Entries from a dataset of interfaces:
-------------------------
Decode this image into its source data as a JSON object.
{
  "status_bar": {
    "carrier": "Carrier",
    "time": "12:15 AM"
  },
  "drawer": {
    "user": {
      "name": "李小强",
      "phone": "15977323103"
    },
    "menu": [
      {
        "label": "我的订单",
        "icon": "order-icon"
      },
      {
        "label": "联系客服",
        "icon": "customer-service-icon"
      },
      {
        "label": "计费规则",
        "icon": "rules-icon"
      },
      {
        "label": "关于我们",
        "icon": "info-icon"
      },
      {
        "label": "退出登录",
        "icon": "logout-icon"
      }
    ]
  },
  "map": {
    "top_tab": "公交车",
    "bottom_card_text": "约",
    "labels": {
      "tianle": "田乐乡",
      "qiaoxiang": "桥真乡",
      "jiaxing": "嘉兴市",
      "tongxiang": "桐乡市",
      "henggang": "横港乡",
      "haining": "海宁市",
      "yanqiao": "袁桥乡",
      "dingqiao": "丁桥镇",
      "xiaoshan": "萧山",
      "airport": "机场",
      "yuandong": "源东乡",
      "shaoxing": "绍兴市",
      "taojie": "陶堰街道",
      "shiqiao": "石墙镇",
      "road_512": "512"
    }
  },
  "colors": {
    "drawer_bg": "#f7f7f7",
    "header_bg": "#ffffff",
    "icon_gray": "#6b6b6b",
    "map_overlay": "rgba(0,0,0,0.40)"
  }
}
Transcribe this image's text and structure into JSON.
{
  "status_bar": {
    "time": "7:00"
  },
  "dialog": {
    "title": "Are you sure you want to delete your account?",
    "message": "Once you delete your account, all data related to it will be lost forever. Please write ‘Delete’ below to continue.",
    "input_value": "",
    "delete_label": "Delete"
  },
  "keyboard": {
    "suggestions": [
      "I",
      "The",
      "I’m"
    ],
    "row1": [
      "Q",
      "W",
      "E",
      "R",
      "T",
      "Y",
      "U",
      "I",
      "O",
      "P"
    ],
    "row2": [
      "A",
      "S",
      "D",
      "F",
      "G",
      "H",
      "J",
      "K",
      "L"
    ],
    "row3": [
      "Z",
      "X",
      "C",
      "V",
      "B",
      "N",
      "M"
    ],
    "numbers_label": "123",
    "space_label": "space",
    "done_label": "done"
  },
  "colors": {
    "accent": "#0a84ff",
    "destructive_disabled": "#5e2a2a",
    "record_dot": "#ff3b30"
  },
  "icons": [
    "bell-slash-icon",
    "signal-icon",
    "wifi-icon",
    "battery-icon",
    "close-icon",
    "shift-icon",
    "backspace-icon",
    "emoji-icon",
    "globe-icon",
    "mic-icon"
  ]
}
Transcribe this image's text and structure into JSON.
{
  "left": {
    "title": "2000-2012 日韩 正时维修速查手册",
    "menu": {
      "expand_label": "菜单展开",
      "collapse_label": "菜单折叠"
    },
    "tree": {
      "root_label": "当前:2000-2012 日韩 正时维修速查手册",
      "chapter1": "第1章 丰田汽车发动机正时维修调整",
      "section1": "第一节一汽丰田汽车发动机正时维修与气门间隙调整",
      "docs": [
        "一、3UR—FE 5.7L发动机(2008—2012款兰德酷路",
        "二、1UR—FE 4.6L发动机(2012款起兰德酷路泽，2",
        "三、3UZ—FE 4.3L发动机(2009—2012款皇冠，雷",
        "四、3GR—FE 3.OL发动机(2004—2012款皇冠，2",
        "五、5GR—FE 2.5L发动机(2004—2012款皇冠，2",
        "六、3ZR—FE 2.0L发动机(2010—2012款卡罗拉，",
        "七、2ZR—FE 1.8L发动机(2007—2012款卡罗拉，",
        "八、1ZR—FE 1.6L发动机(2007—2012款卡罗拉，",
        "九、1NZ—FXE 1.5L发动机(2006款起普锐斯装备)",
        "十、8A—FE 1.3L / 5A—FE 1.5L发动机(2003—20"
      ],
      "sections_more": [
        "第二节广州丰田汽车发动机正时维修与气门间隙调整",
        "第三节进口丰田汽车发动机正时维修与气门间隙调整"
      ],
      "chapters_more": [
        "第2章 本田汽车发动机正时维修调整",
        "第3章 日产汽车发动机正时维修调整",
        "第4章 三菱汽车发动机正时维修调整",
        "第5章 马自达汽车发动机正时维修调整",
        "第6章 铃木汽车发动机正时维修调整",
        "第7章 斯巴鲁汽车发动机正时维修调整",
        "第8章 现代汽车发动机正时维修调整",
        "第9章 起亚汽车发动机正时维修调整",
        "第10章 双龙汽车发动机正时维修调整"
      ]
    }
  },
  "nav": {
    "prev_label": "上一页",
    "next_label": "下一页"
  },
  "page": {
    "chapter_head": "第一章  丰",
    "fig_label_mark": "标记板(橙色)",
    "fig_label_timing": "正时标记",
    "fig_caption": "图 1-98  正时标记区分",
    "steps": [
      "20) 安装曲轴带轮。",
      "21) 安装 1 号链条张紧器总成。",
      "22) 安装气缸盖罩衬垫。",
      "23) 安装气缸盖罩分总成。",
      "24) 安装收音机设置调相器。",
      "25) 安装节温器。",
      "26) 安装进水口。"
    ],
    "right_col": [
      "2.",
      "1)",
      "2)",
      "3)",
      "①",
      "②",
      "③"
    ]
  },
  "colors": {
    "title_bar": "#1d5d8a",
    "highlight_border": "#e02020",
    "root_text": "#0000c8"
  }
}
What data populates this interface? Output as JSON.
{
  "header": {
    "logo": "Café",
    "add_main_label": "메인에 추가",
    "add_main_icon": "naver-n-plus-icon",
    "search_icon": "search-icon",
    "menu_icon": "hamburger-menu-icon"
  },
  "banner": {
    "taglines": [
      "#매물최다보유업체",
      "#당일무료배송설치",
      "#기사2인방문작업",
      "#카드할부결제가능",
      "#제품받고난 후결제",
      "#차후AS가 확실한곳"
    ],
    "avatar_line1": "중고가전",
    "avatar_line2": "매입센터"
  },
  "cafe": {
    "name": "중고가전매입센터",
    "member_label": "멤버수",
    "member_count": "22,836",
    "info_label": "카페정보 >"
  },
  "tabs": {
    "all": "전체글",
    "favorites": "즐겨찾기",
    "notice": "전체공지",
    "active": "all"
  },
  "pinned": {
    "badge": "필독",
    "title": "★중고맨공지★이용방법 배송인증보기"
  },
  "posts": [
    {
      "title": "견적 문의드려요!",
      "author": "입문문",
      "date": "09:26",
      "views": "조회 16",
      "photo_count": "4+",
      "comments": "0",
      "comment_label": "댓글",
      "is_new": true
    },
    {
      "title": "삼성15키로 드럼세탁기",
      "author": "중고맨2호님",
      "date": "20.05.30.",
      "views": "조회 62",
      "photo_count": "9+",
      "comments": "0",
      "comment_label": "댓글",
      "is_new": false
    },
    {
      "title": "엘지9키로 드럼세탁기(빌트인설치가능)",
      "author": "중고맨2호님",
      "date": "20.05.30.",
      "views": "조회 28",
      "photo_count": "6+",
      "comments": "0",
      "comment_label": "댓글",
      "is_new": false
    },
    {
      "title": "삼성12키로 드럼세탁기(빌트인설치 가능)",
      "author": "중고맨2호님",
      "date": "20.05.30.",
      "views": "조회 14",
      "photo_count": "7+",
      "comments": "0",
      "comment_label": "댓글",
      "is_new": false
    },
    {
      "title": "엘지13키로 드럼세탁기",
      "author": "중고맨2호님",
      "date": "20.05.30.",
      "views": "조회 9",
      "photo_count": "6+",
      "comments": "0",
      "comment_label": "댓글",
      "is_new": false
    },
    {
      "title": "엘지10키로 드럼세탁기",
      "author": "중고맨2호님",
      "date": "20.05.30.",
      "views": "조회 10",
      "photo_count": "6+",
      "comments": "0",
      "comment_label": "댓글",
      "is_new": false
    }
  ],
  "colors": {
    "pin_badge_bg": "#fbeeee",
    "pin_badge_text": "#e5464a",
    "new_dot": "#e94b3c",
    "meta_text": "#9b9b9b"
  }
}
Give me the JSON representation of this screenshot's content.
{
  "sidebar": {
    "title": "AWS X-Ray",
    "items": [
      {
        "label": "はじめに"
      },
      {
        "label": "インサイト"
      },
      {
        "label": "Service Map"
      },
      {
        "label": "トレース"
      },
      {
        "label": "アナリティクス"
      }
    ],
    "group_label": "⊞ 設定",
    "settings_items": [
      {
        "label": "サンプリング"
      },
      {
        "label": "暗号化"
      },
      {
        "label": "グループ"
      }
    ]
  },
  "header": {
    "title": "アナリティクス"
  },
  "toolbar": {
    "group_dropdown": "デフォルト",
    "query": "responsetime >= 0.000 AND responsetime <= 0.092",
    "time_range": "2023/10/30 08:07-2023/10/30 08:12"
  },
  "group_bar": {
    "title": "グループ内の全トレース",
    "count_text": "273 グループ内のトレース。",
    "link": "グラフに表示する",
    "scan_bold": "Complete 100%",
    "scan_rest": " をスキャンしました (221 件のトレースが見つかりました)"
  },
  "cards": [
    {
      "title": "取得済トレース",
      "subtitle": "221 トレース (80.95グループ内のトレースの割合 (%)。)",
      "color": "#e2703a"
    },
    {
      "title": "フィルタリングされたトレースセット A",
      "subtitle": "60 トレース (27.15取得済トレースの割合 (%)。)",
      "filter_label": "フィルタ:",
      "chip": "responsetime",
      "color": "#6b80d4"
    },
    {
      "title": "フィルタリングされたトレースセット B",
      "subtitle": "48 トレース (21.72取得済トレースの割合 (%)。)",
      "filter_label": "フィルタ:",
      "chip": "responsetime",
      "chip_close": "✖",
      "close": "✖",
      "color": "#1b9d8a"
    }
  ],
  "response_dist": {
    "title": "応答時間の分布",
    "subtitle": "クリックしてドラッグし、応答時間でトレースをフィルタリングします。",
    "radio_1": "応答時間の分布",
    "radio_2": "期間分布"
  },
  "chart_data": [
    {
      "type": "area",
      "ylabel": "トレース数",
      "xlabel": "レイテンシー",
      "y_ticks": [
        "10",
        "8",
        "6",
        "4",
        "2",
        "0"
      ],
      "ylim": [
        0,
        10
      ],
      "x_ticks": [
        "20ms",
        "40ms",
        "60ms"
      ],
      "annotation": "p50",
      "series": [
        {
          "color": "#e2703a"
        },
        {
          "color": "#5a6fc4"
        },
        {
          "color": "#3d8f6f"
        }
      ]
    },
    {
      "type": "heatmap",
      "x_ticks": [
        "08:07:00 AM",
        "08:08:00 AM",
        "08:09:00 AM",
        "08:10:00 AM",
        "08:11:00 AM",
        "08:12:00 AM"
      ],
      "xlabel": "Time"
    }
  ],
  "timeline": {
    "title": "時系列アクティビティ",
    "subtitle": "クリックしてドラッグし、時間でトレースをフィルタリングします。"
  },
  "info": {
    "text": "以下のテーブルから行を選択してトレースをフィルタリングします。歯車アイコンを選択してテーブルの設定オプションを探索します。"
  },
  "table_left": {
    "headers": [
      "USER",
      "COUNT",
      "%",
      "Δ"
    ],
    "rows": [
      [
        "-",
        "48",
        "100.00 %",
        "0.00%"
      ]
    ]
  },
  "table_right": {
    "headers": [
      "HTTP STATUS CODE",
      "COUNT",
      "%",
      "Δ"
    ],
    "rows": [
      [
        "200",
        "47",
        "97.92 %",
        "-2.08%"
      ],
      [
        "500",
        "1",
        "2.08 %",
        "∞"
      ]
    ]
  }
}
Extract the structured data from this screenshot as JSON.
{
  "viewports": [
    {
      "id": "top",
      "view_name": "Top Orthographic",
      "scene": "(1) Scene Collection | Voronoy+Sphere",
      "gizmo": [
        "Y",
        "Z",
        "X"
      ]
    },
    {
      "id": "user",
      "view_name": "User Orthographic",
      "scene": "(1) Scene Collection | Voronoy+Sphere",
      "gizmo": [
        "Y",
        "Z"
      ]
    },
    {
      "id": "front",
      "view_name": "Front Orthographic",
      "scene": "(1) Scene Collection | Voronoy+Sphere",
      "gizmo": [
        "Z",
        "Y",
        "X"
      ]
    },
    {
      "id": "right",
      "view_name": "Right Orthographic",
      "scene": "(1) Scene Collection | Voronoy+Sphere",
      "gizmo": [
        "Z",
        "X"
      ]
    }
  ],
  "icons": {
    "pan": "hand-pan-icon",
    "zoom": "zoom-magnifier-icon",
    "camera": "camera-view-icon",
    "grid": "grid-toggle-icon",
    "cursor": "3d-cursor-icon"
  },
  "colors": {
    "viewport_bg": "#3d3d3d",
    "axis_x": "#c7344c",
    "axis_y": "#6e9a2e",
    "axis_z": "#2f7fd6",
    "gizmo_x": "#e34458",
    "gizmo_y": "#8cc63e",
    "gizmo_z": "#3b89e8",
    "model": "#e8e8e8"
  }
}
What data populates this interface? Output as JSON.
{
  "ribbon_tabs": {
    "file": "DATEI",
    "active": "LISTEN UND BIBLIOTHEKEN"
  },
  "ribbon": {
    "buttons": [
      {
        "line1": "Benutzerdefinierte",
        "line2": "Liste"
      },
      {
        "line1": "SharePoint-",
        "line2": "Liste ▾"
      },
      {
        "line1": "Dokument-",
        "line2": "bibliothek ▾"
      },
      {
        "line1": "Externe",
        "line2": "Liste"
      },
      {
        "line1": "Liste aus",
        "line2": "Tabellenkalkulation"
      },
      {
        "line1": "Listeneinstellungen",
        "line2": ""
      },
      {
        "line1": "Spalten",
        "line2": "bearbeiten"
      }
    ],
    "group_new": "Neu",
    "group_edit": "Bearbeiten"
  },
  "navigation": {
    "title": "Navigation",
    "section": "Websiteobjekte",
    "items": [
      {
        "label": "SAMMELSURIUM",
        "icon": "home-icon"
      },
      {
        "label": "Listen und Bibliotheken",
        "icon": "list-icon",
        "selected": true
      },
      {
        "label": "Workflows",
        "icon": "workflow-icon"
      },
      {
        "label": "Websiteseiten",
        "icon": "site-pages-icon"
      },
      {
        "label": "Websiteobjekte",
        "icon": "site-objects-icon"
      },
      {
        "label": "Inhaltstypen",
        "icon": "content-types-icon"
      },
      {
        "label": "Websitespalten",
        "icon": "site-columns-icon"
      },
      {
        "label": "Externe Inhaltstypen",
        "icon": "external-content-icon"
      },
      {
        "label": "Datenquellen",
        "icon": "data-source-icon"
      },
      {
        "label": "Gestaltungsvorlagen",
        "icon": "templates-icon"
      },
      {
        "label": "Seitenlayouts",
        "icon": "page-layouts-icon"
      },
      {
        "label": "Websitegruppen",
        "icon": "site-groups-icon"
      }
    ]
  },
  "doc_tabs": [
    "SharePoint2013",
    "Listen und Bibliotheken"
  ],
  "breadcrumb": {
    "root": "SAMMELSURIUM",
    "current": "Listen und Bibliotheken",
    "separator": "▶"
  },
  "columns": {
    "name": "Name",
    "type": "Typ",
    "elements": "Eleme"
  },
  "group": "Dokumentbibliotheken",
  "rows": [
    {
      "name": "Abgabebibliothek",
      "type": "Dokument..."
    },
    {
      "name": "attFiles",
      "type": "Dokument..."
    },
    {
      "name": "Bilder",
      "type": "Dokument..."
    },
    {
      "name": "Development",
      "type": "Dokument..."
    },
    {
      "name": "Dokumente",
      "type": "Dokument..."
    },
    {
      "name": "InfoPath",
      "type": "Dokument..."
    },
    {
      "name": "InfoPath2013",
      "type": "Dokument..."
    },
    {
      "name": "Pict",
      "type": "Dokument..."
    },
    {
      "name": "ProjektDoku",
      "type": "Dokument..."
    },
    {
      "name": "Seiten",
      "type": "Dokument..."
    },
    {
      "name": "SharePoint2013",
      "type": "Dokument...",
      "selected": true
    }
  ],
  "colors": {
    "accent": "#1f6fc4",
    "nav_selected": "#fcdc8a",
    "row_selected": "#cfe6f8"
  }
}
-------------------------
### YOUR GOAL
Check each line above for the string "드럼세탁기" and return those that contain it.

### RESULT FOR THIS TASK
      "title": "삼성15키로 드럼세탁기",
      "title": "엘지9키로 드럼세탁기(빌트인설치가능)",
      "title": "삼성12키로 드럼세탁기(빌트인설치 가능)",
      "title": "엘지13키로 드럼세탁기",
      "title": "엘지10키로 드럼세탁기",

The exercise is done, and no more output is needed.